Working with a team of high school students, researchers will fine-tune text messages and other mobile apps as a “light touch” approach to get youths who use e-cigarettes more committed to quitting and then potentially use more resources to further engage and support them. One motivational approach would be to make participation in the intervention a game.

“Good education, in some ways, has use of game elements, right? It doesn’t have to be a video game, but you can add points for setting and achieving goals, framing it like a game,” said Sadasivam.

Adolescents’ use of e-cigarettes has increased alarmingly over the past few years, said Lori Pbert, PhD, professor of population & quantitative health sciences and co-principal investigator with Sadasivam. “While cigarette smoking among high school students has decreased to 5 percent in 2020 from 16 percent in 2011, now about 20 percent report using e-cigarettes. What is most concerning is that a large percentage of them—around 40 percent—use it 20 or more days a month, which tells you that this is not just experimentation or social use, but that these teens are likely addicted to nicotine.”

She continued, “Some e-cigarettes actually provide adolescents with more nicotine than combustible cigarettes. So, many of these youth are becoming more heavily dependent than those who are smoking cigarettes.”

Researchers plan to apply practices learned from helping people quit cigarette smoking to adolescents interested in stopping vaping, but there are differences between the two.

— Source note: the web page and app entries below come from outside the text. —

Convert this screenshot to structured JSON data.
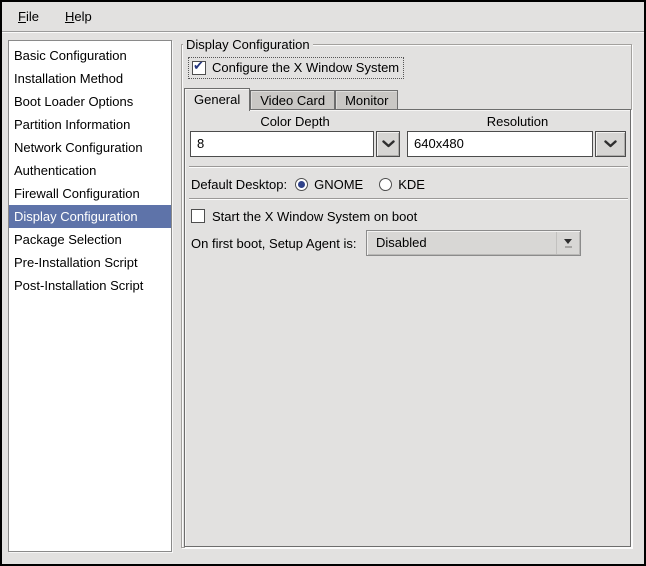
{
  "menubar": {
    "items": [
      {
        "label": "File"
      },
      {
        "label": "Help"
      }
    ]
  },
  "sidebar": {
    "items": [
      "Basic Configuration",
      "Installation Method",
      "Boot Loader Options",
      "Partition Information",
      "Network Configuration",
      "Authentication",
      "Firewall Configuration",
      "Display Configuration",
      "Package Selection",
      "Pre-Installation Script",
      "Post-Installation Script"
    ],
    "selected": "Display Configuration"
  },
  "main": {
    "frame_title": "Display Configuration",
    "configure_x": {
      "label": "Configure the X Window System",
      "checked": true
    },
    "tabs": {
      "items": [
        "General",
        "Video Card",
        "Monitor"
      ],
      "active": "General"
    },
    "general": {
      "color_depth": {
        "label": "Color Depth",
        "value": "8"
      },
      "resolution": {
        "label": "Resolution",
        "value": "640x480"
      },
      "default_desktop": {
        "label": "Default Desktop:",
        "options": [
          "GNOME",
          "KDE"
        ],
        "selected": "GNOME"
      },
      "start_x": {
        "label": "Start the X Window System on boot",
        "checked": false
      },
      "setup_agent": {
        "label": "On first boot, Setup Agent is:",
        "value": "Disabled"
      }
    }
  },
  "icons": {
    "checkmark": "✔"
  },
  "colors": {
    "selection_bg": "#5e73a9",
    "selection_text": "#ffffff",
    "check_blue": "#24367e",
    "panel_bg": "#e2e1e0",
    "inactive_tab_bg": "#c9c7c4"
  }
}
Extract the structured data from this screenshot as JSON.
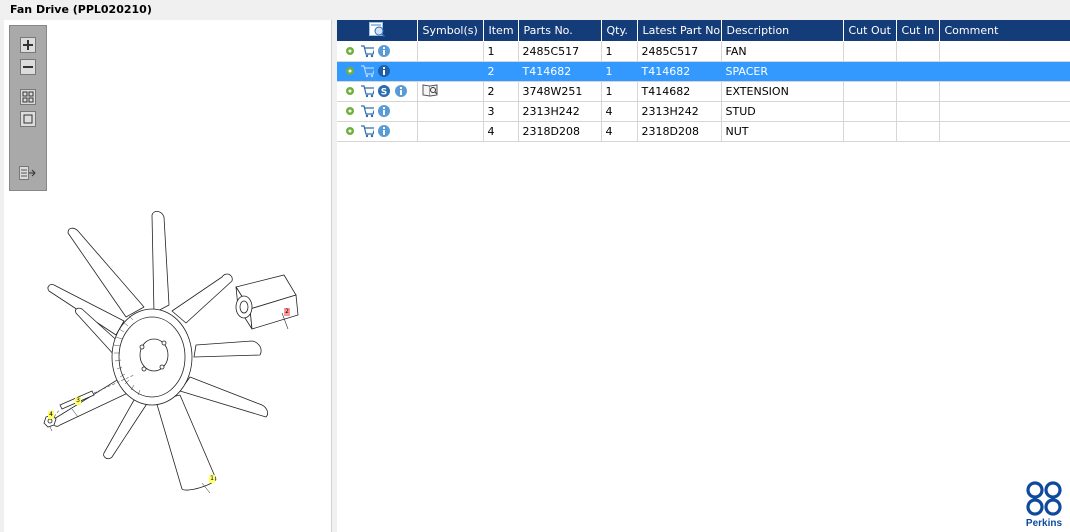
{
  "title": "Fan Drive (PPL020210)",
  "toolbar": {
    "buttons": [
      "zoom-in-icon",
      "zoom-out-icon",
      "fit-page-icon",
      "actual-size-icon",
      "export-icon"
    ]
  },
  "table": {
    "columns": [
      "",
      "Symbol(s)",
      "Item",
      "Parts No.",
      "Qty.",
      "Latest Part No.",
      "Description",
      "Cut Out",
      "Cut In",
      "Comment"
    ],
    "rows": [
      {
        "item": "1",
        "part_no": "2485C517",
        "qty": "1",
        "latest": "2485C517",
        "desc": "FAN",
        "cut_out": "",
        "cut_in": "",
        "comment": ""
      },
      {
        "item": "2",
        "part_no": "T414682",
        "qty": "1",
        "latest": "T414682",
        "desc": "SPACER",
        "cut_out": "",
        "cut_in": "",
        "comment": ""
      },
      {
        "item": "2",
        "part_no": "3748W251",
        "qty": "1",
        "latest": "T414682",
        "desc": "EXTENSION",
        "cut_out": "",
        "cut_in": "",
        "comment": ""
      },
      {
        "item": "3",
        "part_no": "2313H242",
        "qty": "4",
        "latest": "2313H242",
        "desc": "STUD",
        "cut_out": "",
        "cut_in": "",
        "comment": ""
      },
      {
        "item": "4",
        "part_no": "2318D208",
        "qty": "4",
        "latest": "2318D208",
        "desc": "NUT",
        "cut_out": "",
        "cut_in": "",
        "comment": ""
      }
    ]
  },
  "callouts": [
    "1",
    "2",
    "3",
    "4"
  ],
  "logo": {
    "text": "Perkins",
    "color": "#0d4a9e"
  },
  "colors": {
    "header": "#143c78",
    "selected": "#3399ff",
    "callout": "#ffff66",
    "callout_red": "#ff9999"
  }
}
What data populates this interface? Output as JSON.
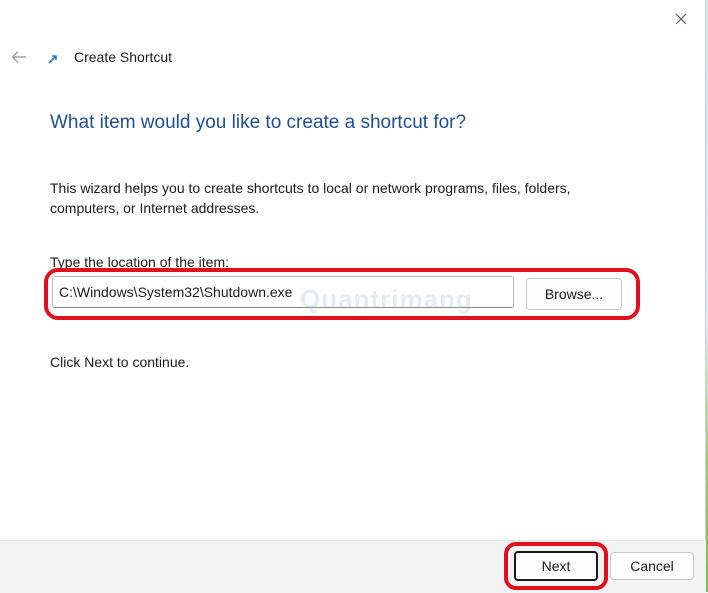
{
  "window": {
    "title": "Create Shortcut"
  },
  "wizard": {
    "heading": "What item would you like to create a shortcut for?",
    "description": "This wizard helps you to create shortcuts to local or network programs, files, folders, computers, or Internet addresses.",
    "location_label": "Type the location of the item:",
    "location_value": "C:\\Windows\\System32\\Shutdown.exe",
    "browse_label": "Browse...",
    "continue_text": "Click Next to continue."
  },
  "footer": {
    "next_label": "Next",
    "cancel_label": "Cancel"
  },
  "watermark": "Quantrimang",
  "colors": {
    "heading": "#1f4e99",
    "highlight": "#e0101c",
    "footer_bg": "#f3f3f3"
  },
  "icons": {
    "close": "close-icon",
    "back": "back-arrow-icon",
    "shortcut": "shortcut-icon"
  }
}
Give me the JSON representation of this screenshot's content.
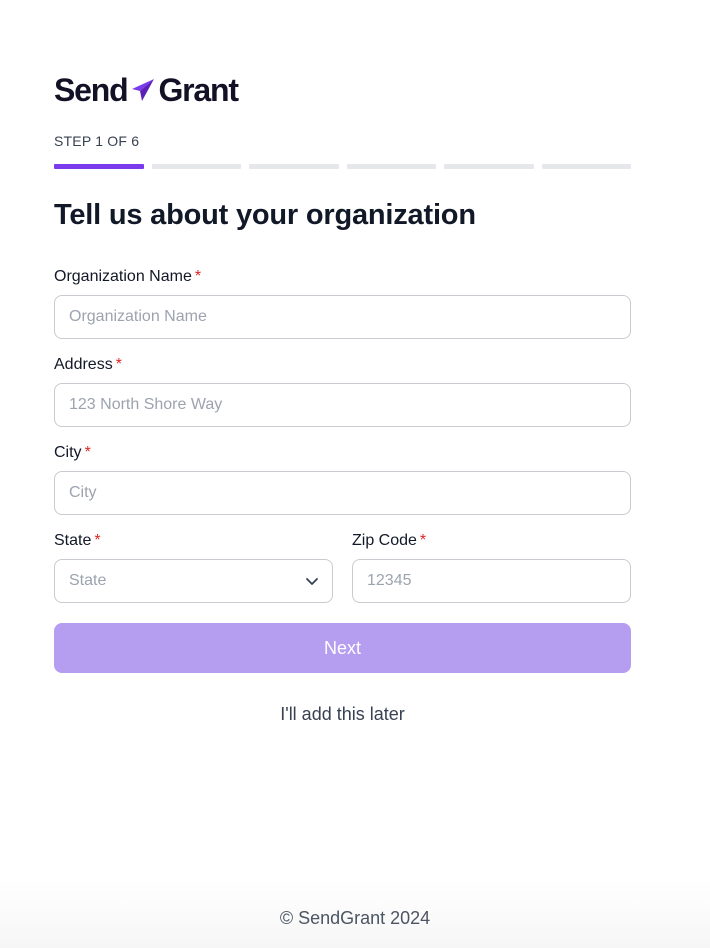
{
  "brand": {
    "name_part1": "Send",
    "name_part2": "Grant",
    "accent_color": "#7c3aed"
  },
  "progress": {
    "label": "STEP 1 OF 6",
    "current_step": 1,
    "total_steps": 6
  },
  "form": {
    "heading": "Tell us about your organization",
    "required_marker": "*",
    "organization_name": {
      "label": "Organization Name",
      "placeholder": "Organization Name",
      "value": ""
    },
    "address": {
      "label": "Address",
      "placeholder": "123 North Shore Way",
      "value": ""
    },
    "city": {
      "label": "City",
      "placeholder": "City",
      "value": ""
    },
    "state": {
      "label": "State",
      "selected": "State",
      "icon": "chevron-down-icon"
    },
    "zip": {
      "label": "Zip Code",
      "placeholder": "12345",
      "value": ""
    },
    "next_label": "Next",
    "skip_label": "I'll add this later"
  },
  "footer": {
    "copyright": "© SendGrant 2024"
  }
}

“I think everyone understands that cigarette smoking is bad,” Sadasivam said. He said there is greater stigma attached to cigarette smoking.

“Adolescents know about the health risks of cigarettes and may also want to quit because of other reasons like sports, where they feel smoking really affects their breathing and impacts their ability to be competitive,” said Dr. Pbert.

“With vaping, many adolescents see it as essentially flavored water vapor, a healthy alternative to cigarette smoking. They may not realize most e-cigarettes contain nicotine and other harmful substances, and that teens who use e-cigarettes may be more likely to go on to smoking cigarettes in the future.”

Peer influence is one of the biggest factors in promoting e-cigarette use, with many teens starting because they see their friends vaping, according to Pbert.

The project’s first phase this summer is to work with an advisory panel of 20 students and key staff from one high school to understand perceived needs for cessation support and hone messages and technological approaches that will engage teenagers.

“Dr. Sadasivam has done such tremendous work with low-motivated adults, and we will take that as a starting point,” said Pbert. “We’re counting on the students to tear the current program apart and really make it their own.”

In the grant’s second year, researchers will conduct a small pilot randomized trial among 80 students who use e-cigarettes from four high schools in the region. Researchers will assess the feasibility of the interventions and monitor participants’ engagement and satisfaction with the program. Preliminary data on abstinence, time to first quit attempt and amount of e-cigarette use will be evaluated.

Related stories on UMassMed News:
Study: E-cigarettes not associated with greater quitting success among traditional smokers
UMass Medical School training school nurses to help teens quit vaping
LISTEN: UMass Medical School tackles the vaping crisis